*** EXTRACTED RECORDS

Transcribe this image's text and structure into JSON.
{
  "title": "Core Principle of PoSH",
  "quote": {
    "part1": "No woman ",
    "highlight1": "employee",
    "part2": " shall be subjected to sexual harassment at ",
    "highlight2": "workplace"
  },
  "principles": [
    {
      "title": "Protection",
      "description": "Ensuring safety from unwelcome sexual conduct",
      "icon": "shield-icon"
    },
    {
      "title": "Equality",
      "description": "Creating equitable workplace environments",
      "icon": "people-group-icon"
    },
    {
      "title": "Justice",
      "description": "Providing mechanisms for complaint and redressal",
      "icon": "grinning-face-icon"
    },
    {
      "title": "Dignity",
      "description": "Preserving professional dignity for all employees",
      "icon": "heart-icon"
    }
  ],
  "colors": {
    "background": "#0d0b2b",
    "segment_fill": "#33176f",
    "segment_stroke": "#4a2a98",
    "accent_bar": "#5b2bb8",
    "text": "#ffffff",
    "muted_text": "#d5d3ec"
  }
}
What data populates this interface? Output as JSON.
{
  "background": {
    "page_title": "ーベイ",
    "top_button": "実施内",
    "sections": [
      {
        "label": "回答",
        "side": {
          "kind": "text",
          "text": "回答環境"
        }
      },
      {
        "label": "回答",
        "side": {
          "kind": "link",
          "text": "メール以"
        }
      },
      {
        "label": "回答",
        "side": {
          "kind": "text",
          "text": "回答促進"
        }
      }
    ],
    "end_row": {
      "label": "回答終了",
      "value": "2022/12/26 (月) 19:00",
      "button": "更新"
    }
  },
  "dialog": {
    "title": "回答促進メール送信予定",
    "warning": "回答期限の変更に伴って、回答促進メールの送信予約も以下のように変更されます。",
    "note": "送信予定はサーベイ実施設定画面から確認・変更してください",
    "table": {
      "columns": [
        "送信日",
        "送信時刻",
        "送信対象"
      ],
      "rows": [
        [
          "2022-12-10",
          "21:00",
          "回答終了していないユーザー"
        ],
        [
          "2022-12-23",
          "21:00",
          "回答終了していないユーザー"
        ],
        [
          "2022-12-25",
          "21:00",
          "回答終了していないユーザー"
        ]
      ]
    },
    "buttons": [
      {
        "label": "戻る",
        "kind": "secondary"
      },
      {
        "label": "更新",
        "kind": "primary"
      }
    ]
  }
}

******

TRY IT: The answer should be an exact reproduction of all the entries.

OUTPUT FOR THIS TASK:
Transcribe this image's text and structure into JSON.
{
  "title": "Core Principle of PoSH",
  "quote": {
    "part1": "No woman ",
    "highlight1": "employee",
    "part2": " shall be subjected to sexual harassment at ",
    "highlight2": "workplace"
  },
  "principles": [
    {
      "title": "Protection",
      "description": "Ensuring safety from unwelcome sexual conduct",
      "icon": "shield-icon"
    },
    {
      "title": "Equality",
      "description": "Creating equitable workplace environments",
      "icon": "people-group-icon"
    },
    {
      "title": "Justice",
      "description": "Providing mechanisms for complaint and redressal",
      "icon": "grinning-face-icon"
    },
    {
      "title": "Dignity",
      "description": "Preserving professional dignity for all employees",
      "icon": "heart-icon"
    }
  ],
  "colors": {
    "background": "#0d0b2b",
    "segment_fill": "#33176f",
    "segment_stroke": "#4a2a98",
    "accent_bar": "#5b2bb8",
    "text": "#ffffff",
    "muted_text": "#d5d3ec"
  }
}
What data populates this interface? Output as JSON.
{
  "background": {
    "page_title": "ーベイ",
    "top_button": "実施内",
    "sections": [
      {
        "label": "回答",
        "side": {
          "kind": "text",
          "text": "回答環境"
        }
      },
      {
        "label": "回答",
        "side": {
          "kind": "link",
          "text": "メール以"
        }
      },
      {
        "label": "回答",
        "side": {
          "kind": "text",
          "text": "回答促進"
        }
      }
    ],
    "end_row": {
      "label": "回答終了",
      "value": "2022/12/26 (月) 19:00",
      "button": "更新"
    }
  },
  "dialog": {
    "title": "回答促進メール送信予定",
    "warning": "回答期限の変更に伴って、回答促進メールの送信予約も以下のように変更されます。",
    "note": "送信予定はサーベイ実施設定画面から確認・変更してください",
    "table": {
      "columns": [
        "送信日",
        "送信時刻",
        "送信対象"
      ],
      "rows": [
        [
          "2022-12-10",
          "21:00",
          "回答終了していないユーザー"
        ],
        [
          "2022-12-23",
          "21:00",
          "回答終了していないユーザー"
        ],
        [
          "2022-12-25",
          "21:00",
          "回答終了していないユーザー"
        ]
      ]
    },
    "buttons": [
      {
        "label": "戻る",
        "kind": "secondary"
      },
      {
        "label": "更新",
        "kind": "primary"
      }
    ]
  }
}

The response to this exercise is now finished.